Standardized tests enable admissions officers, whether at private middle/high schools or universities, to differentiate between two applicants who might otherwise seem academically identical.
But let’s be honest — we all know that an “A” at one school isn’t always the same as an “A” at another. Standardized tests are meant to level the playing field and help colleges determine how challenging and thorough your school’s curriculum is, all while measuring your basic skill sets.
Unfortunately, because many students believe that good grades beget good standardized test scores (and vice versa), they fail to prepare for these tests. The fact is, GPA isn’t a reliable predictor because these tests don’t just test how much you know, but how well you take tests.
In the college admissions process, four hours of testing carries as much weight as four years of extracurricular activities.
Learning to navigate the standard tricks and traps, utilize strategies to help narrow down answers, and make the clock work for instead of against you can mean the difference between your top choice and a safety school. Contact us today to discover how!
- Which test should I take — the SAT or ACT?
The most common strategic error high school students make: jumping into the SAT without considering the ACT. Both are accepted by all universities and respected equally, and with the redesigned SAT on the market, the ACT is actually the only known entity for Admissions Officers. In the past, the SAT was a better exam for students who struggled with pacing but excelled at thinking outside the box. The new version, however, is eerily reminiscent of the ACT’s format and question type — the most noticeable difference is that the new SAT’s Math section is far more challenging and tests students on higher level math. Since the ACT is a proven, trusted exam and the redesigned SAT is a tougher newcomer with a greater margin of uncertainty, it seems wise for most students to focus on the ACT.
It’s worth pointing out that, historically, College Board has been more liberal with accommodations, so if you are seeking extended time, you are perhaps more likely to have it granted for the SAT. For more information, please visit our Extended Time page.
NOTE: We do NOT recommend taking the exams that some companies and schools offer that are half ACT, half SAT, and basing your decision on which section you scored highest. If you got distracted on one section — or struggled on a single passage — your score would be skewed. Additionally, how would you possibly do well on a section you’ve never seen before (the ACT Science section, for instance) if you have no clue what it’s testing or how to approach it? These blind tests (which you take without any introduction to the material) are NOT good gauges of which you’ll do better on after learning some fundamental facts/strategies for each.
We will work together to determine which exam is best for your particular skill set. Do you excel at thinking outside the box? Are time limitations a problem for you? For those students who don’t know which exam they want to pursue, we offer a summer program that is an efficient, cost-effective way to truly determine which test is the best fit. We encourage you to visit our High School Summer Programs page to learn more about what the program offers, how it works, et cetera.
- How much will my SAT or ACT score improve?

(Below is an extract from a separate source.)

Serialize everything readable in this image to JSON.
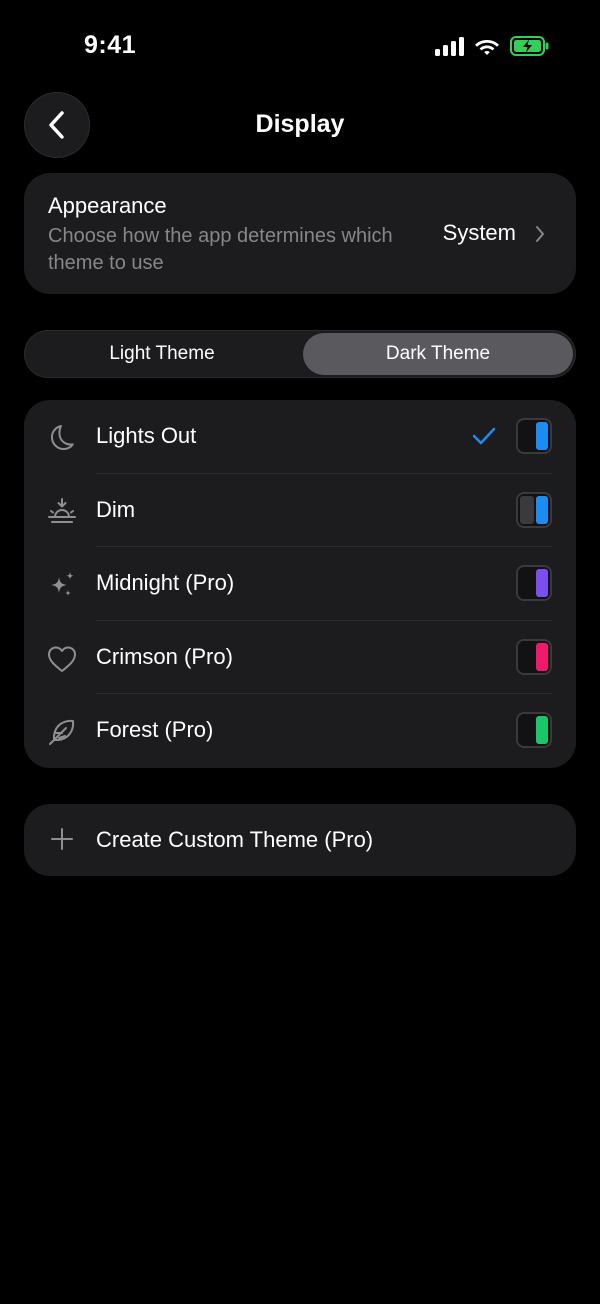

While all students obviously start from different points, the average SAT score increase for our students last year was 240 points, and for the ACT, 5 points.
- When should I start test prep?
Many students begin prepping for the SAT/ACT as early as the summer before their junior year, while others put it off until fall of their senior year. Whether you fall in the first or last group (or somewhere in between), the important thing is that you wait until you have taken the necessary high school courses (particularly math) and leave yourself enough time to take the exam more than once.
Athletes on the recruitment path typically need to start preparing at the end of sophomore year or very beginning of junior year in order to have scores to share with coaches — but this does depend on the sport and division, as the recruitment timeline can vary.
From our experience, though, for the average high schooler, the optimal time for test prep is spring of junior year; you’ve likely learned everything you need to know by this point, and you don’t have to balance college essays and applications, like you would in the fall of senior year. Our goal is for students to start preparing in January and wrap up their final test date (we encourage taking it 2-3 times) by June so you’re completely done by the time summer begins.
Based on your performance in school, extracurricular commitments, and college goals, we will determine the right time for you!
- How many sessions will I need?
The answer to this, of course, depends entirely on what you hope to accomplish. Some students only want a few sessions to review the broad strokes of the SAT/ACT, while others set weekly or bi-weekly sessions that span several months to cover specific problem types and increase their scores as much as possible. Still others are looking for assistance preparing for AP exams, as well. Based on the number of exams you are preparing for and the score improvement you are seeking, we will sit down and come up with a plan that fits your goals.
Please note: our test prep curriculum requires a minimum of 15 hours to complete.
- Since many schools are going test-optional, should I still test?
It depends on how you test. If you are capable of scoring on the upper end of a college’s average range, you should absolutely include your scores with your application. However, if you are unable to score within a college’s average range and your scores will be the weakest part of your profile, it is best to omit them. Simply put: if you can give colleges yet another reason to be impressed by you, do it!